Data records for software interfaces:
● ● ● ● ● ● ●
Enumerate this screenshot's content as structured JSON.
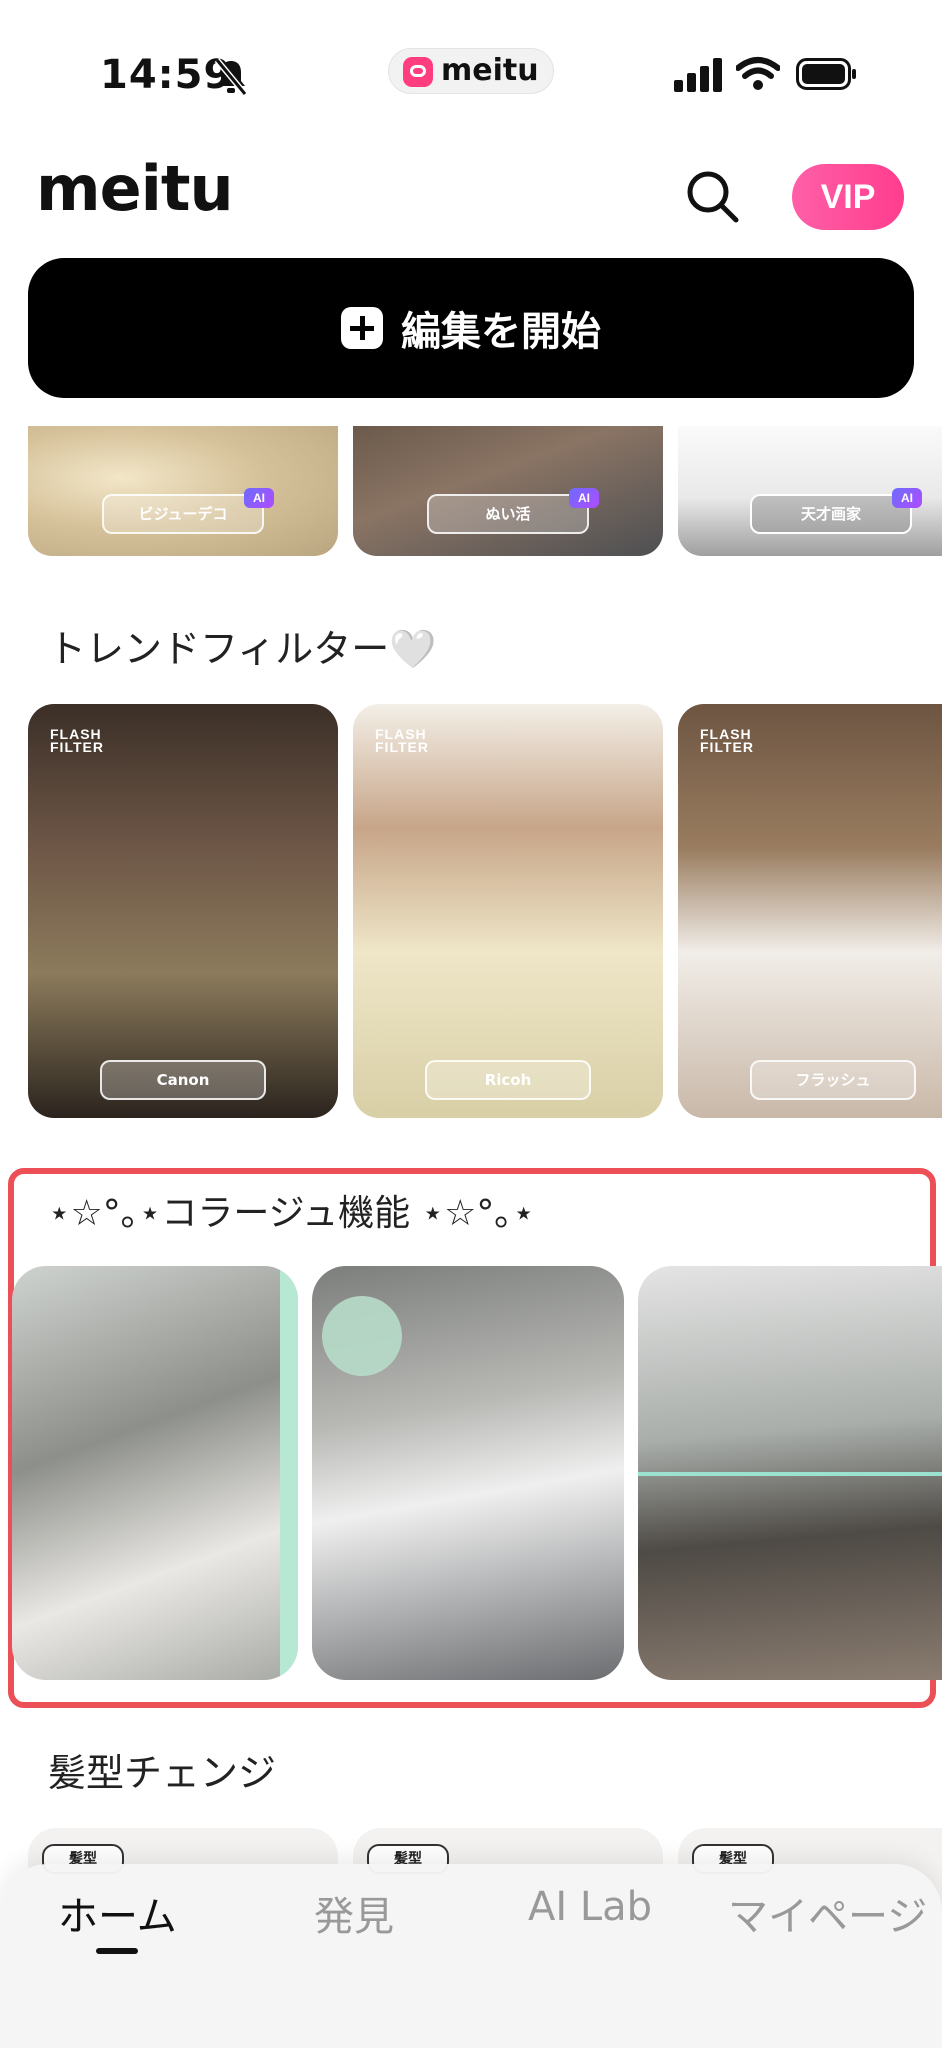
{
  "status_bar": {
    "time": "14:59",
    "app_name": "meitu"
  },
  "header": {
    "logo": "meitu",
    "vip_label": "VIP"
  },
  "start_edit": {
    "label": "編集を開始"
  },
  "features": [
    {
      "label": "ビジューデコ",
      "badge": "AI"
    },
    {
      "label": "ぬい活",
      "badge": "AI"
    },
    {
      "label": "天才画家",
      "badge": "AI"
    }
  ],
  "trend_filters": {
    "title": "トレンドフィルター🤍",
    "tag": "FLASH\nFILTER",
    "items": [
      {
        "label": "Canon"
      },
      {
        "label": "Ricoh"
      },
      {
        "label": "フラッシュ"
      }
    ]
  },
  "collage": {
    "title": "⋆☆°｡⋆コラージュ機能 ⋆☆°｡⋆"
  },
  "hair": {
    "title": "髪型チェンジ",
    "tag": "髪型"
  },
  "bottom_nav": {
    "items": [
      {
        "label": "ホーム",
        "active": true
      },
      {
        "label": "発見",
        "active": false
      },
      {
        "label": "AI Lab",
        "active": false
      },
      {
        "label": "マイページ",
        "active": false
      }
    ]
  }
}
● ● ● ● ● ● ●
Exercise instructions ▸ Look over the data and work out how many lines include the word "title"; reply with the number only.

Solution to the exercise ▸ 3